Problem to solve:
Across these entries, report how many lines include the string "JSON", with nothing but the number.

══ The records ══

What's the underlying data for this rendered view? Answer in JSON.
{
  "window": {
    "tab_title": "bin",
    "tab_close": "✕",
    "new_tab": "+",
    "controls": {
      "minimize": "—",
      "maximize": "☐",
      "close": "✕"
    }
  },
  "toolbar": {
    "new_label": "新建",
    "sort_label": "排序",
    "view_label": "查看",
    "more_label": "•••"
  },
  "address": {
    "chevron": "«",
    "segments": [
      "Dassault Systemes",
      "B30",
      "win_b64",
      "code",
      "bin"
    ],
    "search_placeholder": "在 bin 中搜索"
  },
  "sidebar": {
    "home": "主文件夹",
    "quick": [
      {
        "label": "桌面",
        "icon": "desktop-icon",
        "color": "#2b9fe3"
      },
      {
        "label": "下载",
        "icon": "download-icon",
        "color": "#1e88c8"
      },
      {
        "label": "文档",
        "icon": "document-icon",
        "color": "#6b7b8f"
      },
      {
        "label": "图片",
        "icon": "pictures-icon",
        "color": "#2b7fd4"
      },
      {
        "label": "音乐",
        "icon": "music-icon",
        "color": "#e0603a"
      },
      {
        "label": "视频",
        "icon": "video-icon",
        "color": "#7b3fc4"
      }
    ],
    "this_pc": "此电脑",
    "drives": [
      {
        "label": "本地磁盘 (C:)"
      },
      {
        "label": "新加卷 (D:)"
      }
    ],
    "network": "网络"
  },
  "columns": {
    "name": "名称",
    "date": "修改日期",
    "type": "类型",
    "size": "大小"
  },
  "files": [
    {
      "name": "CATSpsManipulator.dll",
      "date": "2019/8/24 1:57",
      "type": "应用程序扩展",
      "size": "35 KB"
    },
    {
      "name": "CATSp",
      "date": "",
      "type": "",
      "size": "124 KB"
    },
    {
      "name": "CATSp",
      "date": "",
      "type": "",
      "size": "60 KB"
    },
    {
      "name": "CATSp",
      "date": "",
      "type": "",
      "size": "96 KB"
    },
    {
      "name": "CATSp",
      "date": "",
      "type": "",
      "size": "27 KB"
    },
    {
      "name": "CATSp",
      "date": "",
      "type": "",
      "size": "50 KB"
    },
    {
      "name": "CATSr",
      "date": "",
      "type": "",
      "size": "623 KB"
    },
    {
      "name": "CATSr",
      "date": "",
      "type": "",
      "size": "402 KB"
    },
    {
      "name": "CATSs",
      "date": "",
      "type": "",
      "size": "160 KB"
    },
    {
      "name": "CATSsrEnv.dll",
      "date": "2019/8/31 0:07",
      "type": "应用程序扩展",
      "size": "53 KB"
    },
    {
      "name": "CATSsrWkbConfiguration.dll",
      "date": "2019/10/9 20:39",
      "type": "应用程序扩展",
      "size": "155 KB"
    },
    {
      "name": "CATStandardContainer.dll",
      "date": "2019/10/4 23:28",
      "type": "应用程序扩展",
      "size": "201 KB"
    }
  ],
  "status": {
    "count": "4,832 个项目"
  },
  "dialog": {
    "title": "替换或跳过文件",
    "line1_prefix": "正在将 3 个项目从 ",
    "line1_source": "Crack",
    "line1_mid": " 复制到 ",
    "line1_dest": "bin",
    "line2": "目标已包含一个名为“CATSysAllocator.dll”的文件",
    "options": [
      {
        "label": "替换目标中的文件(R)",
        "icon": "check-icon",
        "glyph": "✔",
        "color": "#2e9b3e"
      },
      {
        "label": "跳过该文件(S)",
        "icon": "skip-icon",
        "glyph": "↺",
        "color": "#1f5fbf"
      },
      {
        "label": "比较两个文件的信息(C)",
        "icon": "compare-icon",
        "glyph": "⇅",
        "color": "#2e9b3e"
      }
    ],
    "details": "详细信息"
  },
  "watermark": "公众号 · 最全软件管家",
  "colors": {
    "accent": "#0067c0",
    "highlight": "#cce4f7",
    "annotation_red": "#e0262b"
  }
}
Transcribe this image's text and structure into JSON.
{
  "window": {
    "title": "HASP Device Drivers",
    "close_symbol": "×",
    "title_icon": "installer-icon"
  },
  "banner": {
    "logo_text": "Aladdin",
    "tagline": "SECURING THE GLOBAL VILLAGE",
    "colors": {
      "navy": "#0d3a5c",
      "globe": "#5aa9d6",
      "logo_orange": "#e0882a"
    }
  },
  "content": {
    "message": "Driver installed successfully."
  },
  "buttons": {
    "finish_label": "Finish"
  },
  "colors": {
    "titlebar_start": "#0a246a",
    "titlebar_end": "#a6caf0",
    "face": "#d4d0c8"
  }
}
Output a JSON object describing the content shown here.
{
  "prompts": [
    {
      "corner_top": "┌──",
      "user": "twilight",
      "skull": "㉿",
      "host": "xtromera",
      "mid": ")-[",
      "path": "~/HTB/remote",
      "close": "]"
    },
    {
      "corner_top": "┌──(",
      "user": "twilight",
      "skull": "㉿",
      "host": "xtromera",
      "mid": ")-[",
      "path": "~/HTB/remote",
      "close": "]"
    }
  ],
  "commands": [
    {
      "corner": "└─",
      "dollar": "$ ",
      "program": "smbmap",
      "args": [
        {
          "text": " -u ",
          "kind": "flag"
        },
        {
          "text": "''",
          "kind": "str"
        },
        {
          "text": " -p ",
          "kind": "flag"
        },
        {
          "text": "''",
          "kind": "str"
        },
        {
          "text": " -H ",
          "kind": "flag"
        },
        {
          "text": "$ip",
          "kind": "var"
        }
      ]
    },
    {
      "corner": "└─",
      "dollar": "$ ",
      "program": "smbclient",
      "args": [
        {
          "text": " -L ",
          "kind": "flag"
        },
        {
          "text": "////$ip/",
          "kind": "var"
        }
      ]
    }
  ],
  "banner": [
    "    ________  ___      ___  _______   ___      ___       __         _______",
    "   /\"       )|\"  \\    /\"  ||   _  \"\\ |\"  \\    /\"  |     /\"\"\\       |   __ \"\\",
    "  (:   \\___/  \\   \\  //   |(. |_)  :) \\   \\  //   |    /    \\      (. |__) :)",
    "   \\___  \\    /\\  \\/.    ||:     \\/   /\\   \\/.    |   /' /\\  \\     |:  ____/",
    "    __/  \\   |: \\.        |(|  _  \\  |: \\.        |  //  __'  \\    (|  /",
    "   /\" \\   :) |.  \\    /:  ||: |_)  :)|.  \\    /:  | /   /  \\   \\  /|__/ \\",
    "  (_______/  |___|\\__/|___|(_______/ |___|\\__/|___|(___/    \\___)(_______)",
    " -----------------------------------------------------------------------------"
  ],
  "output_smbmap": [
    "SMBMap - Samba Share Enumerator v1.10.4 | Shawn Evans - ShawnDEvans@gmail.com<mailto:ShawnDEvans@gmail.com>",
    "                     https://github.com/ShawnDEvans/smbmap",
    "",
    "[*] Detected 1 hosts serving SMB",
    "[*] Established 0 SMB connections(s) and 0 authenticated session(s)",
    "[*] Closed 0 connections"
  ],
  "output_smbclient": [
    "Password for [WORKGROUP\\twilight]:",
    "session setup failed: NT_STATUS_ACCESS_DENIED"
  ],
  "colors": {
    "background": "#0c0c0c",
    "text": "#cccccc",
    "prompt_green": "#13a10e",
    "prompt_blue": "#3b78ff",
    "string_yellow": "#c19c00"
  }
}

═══

Response:
3